Exercise: Tell how many lines in the data contain the word "your", and leave out everything else.

Supplied material:
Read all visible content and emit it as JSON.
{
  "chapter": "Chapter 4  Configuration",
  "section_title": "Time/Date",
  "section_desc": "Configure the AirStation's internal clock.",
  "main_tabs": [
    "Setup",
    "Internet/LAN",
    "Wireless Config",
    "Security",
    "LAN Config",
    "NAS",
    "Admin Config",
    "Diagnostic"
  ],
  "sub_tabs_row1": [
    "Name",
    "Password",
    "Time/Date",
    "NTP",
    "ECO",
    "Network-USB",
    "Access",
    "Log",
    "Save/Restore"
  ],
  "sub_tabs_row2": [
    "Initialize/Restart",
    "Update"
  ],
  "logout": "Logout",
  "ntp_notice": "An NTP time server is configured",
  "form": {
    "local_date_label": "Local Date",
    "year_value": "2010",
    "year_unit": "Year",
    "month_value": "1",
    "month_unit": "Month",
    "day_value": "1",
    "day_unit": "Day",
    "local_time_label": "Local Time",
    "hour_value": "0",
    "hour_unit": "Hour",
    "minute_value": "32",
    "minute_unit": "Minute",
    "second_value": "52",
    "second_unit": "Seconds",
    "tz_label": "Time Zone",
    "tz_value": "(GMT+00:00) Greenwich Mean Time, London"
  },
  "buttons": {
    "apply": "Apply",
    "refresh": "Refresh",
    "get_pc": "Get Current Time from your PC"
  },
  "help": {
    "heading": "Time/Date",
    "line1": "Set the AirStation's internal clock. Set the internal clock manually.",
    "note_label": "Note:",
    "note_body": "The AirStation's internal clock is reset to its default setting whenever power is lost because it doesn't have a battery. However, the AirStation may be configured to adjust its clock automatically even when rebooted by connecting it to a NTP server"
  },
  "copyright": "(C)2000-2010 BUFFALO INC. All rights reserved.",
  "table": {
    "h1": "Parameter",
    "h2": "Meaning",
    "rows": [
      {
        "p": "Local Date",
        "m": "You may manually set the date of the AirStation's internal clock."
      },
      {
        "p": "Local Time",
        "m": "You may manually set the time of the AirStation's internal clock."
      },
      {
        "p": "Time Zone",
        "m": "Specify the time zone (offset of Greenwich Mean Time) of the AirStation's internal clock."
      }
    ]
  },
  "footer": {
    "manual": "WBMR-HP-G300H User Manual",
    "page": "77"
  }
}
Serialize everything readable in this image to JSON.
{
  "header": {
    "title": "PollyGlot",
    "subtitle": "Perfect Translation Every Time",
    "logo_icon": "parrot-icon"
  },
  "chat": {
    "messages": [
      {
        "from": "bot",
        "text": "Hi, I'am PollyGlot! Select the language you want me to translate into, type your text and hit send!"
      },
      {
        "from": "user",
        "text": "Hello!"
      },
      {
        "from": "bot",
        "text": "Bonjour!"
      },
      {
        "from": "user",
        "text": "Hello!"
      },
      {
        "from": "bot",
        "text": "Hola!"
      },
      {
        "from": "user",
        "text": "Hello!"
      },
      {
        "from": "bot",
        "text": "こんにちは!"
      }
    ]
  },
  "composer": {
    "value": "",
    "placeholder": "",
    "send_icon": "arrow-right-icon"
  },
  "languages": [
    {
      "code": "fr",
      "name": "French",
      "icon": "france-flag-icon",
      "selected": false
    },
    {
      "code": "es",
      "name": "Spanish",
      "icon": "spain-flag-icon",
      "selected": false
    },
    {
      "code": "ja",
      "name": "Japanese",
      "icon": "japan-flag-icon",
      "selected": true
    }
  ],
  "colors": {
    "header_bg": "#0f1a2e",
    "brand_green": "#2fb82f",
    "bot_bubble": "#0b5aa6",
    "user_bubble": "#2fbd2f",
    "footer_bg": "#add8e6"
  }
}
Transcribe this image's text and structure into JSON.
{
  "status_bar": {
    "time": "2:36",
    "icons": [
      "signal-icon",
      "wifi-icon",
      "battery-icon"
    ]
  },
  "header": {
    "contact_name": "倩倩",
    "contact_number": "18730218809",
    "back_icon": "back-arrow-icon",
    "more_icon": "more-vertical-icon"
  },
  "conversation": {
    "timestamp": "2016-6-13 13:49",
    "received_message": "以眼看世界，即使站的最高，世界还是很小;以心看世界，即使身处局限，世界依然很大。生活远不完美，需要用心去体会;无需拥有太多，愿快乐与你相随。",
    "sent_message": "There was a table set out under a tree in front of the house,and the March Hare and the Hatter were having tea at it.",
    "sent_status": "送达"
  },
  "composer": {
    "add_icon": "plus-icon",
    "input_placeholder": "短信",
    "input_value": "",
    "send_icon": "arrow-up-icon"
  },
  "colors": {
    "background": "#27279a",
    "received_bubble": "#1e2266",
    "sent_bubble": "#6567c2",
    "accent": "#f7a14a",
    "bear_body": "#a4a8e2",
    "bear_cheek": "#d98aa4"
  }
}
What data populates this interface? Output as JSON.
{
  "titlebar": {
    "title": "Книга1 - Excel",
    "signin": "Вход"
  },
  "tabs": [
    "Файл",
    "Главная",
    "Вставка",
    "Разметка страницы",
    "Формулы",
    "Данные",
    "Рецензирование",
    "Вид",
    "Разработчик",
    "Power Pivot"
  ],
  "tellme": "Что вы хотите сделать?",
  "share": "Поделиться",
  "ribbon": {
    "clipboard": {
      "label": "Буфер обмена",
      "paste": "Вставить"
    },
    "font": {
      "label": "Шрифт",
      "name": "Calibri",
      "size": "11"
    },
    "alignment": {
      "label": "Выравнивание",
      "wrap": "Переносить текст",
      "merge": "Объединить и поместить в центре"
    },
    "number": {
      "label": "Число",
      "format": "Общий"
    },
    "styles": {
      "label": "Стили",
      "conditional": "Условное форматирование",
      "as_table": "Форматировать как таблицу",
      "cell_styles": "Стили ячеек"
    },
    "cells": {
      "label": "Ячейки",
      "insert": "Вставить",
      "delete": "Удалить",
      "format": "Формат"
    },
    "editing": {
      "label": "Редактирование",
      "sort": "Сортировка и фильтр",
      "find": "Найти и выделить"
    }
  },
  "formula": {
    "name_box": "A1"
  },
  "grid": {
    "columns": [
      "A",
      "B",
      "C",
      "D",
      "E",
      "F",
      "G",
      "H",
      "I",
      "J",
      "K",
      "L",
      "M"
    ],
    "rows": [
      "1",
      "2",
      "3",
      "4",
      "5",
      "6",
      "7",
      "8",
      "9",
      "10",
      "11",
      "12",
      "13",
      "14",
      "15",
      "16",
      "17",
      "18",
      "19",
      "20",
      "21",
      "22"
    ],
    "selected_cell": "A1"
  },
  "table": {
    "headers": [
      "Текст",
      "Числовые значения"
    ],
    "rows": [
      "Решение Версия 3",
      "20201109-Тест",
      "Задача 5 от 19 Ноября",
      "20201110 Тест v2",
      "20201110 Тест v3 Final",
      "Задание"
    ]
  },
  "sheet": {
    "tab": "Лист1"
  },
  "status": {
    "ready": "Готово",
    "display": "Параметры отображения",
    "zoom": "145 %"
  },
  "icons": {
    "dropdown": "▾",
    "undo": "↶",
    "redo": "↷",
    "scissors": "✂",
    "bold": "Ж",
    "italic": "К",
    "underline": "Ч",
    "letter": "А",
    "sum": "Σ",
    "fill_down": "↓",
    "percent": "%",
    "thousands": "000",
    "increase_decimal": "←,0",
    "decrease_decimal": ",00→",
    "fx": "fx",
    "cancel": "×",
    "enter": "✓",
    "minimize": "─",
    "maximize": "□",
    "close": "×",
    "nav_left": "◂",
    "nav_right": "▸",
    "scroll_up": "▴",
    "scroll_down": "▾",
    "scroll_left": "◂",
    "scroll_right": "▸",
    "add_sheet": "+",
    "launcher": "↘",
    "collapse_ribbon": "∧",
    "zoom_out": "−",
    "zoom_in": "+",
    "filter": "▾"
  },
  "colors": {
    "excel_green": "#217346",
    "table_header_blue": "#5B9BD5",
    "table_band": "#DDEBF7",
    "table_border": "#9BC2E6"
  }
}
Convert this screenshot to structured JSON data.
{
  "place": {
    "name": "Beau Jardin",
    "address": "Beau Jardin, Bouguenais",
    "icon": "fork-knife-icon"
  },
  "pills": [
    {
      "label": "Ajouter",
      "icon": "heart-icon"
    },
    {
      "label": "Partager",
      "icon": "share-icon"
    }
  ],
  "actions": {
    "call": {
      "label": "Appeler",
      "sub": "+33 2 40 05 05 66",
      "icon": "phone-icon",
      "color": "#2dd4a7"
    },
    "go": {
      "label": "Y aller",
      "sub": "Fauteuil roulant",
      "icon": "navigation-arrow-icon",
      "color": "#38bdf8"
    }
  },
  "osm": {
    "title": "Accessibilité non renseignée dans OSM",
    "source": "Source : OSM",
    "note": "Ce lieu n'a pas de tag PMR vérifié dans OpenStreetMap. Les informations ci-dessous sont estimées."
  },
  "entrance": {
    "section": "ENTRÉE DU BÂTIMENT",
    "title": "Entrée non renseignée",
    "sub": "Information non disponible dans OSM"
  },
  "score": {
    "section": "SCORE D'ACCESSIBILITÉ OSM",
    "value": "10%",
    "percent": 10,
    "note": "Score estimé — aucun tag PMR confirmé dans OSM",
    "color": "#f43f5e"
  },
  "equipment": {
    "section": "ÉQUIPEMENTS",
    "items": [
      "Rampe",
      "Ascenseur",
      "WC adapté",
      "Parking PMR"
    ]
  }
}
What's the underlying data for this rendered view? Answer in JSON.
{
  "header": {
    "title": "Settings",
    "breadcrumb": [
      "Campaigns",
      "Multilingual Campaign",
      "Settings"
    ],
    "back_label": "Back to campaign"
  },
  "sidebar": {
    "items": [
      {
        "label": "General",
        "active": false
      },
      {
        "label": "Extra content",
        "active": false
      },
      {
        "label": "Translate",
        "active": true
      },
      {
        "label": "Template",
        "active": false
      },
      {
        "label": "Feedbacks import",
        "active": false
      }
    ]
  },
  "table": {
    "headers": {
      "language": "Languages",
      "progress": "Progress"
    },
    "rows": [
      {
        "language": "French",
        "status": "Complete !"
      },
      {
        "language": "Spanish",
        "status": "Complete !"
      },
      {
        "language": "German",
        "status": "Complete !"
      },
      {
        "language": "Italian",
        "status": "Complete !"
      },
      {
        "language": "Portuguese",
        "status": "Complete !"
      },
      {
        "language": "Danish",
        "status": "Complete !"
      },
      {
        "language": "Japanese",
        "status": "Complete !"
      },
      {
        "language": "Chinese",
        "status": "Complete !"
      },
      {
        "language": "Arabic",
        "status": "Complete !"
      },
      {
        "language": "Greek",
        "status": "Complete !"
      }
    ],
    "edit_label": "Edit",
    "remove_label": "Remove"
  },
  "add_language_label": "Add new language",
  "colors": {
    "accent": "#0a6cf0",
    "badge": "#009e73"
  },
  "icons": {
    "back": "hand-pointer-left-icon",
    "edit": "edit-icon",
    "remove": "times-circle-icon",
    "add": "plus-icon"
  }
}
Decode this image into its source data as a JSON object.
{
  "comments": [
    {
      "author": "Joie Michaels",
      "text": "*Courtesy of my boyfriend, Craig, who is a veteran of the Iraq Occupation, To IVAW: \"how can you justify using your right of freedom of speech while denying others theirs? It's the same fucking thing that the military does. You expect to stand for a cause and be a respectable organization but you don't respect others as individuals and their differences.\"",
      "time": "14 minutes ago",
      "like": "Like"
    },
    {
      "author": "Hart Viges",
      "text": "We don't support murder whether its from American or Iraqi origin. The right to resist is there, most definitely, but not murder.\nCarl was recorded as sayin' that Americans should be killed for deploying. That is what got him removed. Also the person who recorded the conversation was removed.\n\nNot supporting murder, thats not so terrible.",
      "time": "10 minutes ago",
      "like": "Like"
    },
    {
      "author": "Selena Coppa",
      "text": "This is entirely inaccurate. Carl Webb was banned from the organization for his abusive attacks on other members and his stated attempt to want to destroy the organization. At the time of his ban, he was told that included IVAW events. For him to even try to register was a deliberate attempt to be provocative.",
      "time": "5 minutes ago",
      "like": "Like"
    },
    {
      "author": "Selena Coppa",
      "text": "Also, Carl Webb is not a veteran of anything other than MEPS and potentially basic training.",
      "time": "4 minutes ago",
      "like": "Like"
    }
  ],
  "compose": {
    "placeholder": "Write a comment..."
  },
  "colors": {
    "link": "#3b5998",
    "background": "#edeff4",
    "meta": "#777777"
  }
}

Response for this exercise: 3